agency, filing provision, statutes of limitation, and protected activity. It is these loopholes that caused an
increased awareness of the need for legal protections for federal whistleblowers. For Ellison, Keenan, et
al., the success of the whistleblower can be measured by four different outcomes. First, a change in policy
within the organization can occur. Second, compensation to victims can also measure the usefulness of
the information by serving as a deterrent or to reduce the overall harm done to individual victims. Third,
the risks to the public are diminished if the information has led to changes within the organization before
public outcry or increased risks. Finally, a careful investigation by either internal inspectors or external
reviewing agencies assesses the situation that lead to changes or possible new evidence of wrongdoing.
These four outcomes assist the public in realizing the usefulness of information
31 Stephen M. Kohn, Michael D. Kohn, The Labor Lawyer’s Guide to the Rights and Responsibilities of
Employee Whistleblowers (New York: Quorum, 1988), 1.
32 Ibid., 17. 15 provided by whistleblowers and the necessity to protect these individuals’ personal and
professional lives.33 Aside from defining whistleblowing and its effects, experts in the field of
whistleblowing policy differ in their opinions about the effectiveness of federal statutes that attempt to
protect employees, particularly for those involved in national security and intelligence gathering. Sarah
Wood Borak offers a comprehensive critique of the ineffectiveness of whistleblowing policies offered to
federal employees in her article, “The Legacy of ‘Deep Throat’: The Disclosure Process of the
Whistleblower Protection Act Amendments of 1994 and the No FEAR Act of 2002.”34 She argues that
the overall benefits experienced by the public, the whistleblower, and the agency often outweigh the
personal consequences experienced by government employees, particularly when the information is
utilized to make necessary changes in government accountability. Legislation passed in the 1990s sought
to protect federal whistleblowers; however, the focus of the laws shifted from what the actual information
revealed to simply protecting the jobs of the employees. Borak argues that, as a result, the information is
lost and changes in government agencies are not made. The bureaucratic processes to file whistleblower
claims are cumbersome, and documents are backlogged in government agencies designed to manage
whistleblower claims. The loopholes in the statutes that fail to protect federal employees as described by
Kohn and Kohn are closely examined in Borak’s article. She concludes that these administrative problems
reduce the effectiveness of the whistleblower’s information.
33 Ellison,
Keenan, et al., 19.
34 Sarah Wood Borak, “The Legacy of ‘Deep Throat’: The Disclosure Process of the Whistleblower
Protection Act of 1994 and the No FEAR Act of 2002,” University of Miami Law Review 59 (July
2005), 617-624. 16 Whistleblowing is a unique form of protest for an employee. Employees must consider
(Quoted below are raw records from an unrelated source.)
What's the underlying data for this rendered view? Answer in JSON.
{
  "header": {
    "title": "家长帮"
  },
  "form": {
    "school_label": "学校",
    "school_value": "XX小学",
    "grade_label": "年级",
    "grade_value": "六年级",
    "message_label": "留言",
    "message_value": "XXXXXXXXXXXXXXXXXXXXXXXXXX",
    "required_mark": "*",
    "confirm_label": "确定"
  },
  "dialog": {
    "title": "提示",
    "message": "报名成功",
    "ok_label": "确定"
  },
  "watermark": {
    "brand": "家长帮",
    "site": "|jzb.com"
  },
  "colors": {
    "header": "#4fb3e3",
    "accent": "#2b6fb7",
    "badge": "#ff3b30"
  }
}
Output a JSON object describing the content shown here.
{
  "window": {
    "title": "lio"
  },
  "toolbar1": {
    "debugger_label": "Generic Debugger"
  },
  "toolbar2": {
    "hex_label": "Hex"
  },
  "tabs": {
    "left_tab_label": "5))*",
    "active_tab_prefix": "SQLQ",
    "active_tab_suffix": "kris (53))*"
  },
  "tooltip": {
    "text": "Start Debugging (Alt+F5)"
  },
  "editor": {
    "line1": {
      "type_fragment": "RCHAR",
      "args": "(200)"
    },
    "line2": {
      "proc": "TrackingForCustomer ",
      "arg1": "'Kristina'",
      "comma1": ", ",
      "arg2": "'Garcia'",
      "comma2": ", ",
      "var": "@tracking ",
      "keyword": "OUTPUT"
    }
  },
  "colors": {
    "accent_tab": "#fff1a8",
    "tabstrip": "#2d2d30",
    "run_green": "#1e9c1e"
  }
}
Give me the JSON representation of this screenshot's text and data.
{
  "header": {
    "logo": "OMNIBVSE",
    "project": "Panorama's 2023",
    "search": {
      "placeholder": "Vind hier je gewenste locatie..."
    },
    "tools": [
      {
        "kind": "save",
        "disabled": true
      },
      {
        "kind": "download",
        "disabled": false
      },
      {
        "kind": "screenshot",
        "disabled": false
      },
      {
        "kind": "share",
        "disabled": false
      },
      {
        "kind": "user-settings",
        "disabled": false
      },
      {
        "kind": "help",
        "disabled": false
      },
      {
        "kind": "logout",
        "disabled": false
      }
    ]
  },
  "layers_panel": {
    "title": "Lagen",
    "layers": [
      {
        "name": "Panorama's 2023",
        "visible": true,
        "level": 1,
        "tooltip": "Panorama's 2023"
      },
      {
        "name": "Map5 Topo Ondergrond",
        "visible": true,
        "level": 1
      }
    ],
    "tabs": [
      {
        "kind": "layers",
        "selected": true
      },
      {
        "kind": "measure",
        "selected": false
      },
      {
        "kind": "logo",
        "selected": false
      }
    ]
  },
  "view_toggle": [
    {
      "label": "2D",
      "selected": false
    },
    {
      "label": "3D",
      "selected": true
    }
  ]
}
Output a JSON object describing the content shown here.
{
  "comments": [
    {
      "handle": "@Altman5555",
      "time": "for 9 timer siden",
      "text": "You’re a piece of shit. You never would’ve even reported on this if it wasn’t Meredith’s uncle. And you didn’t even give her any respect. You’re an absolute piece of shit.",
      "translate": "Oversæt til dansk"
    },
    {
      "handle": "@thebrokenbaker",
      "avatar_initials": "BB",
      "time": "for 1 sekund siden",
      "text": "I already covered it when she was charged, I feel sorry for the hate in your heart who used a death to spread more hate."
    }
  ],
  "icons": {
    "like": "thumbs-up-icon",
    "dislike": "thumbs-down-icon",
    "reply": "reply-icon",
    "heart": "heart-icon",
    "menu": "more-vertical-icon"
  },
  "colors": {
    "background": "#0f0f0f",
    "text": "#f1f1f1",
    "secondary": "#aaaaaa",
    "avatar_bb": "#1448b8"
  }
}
consequences to themselves and their families, as well as their relationships with other employees and
supervisors in the agency they work for. A review of whistleblowing literature reveals that scholars agree
that blowing the whistle is important to initiate changes in an organization. Many argue, however, that
particularly for federal employees, initiating change proves to be difficult as the laws in place to protect
them are complex and ineffective. As the legislative history will show in the following chapter,
whistleblowers in the federal intelligence community are lost in a sea of laws and regulations that are
supposed to protect them.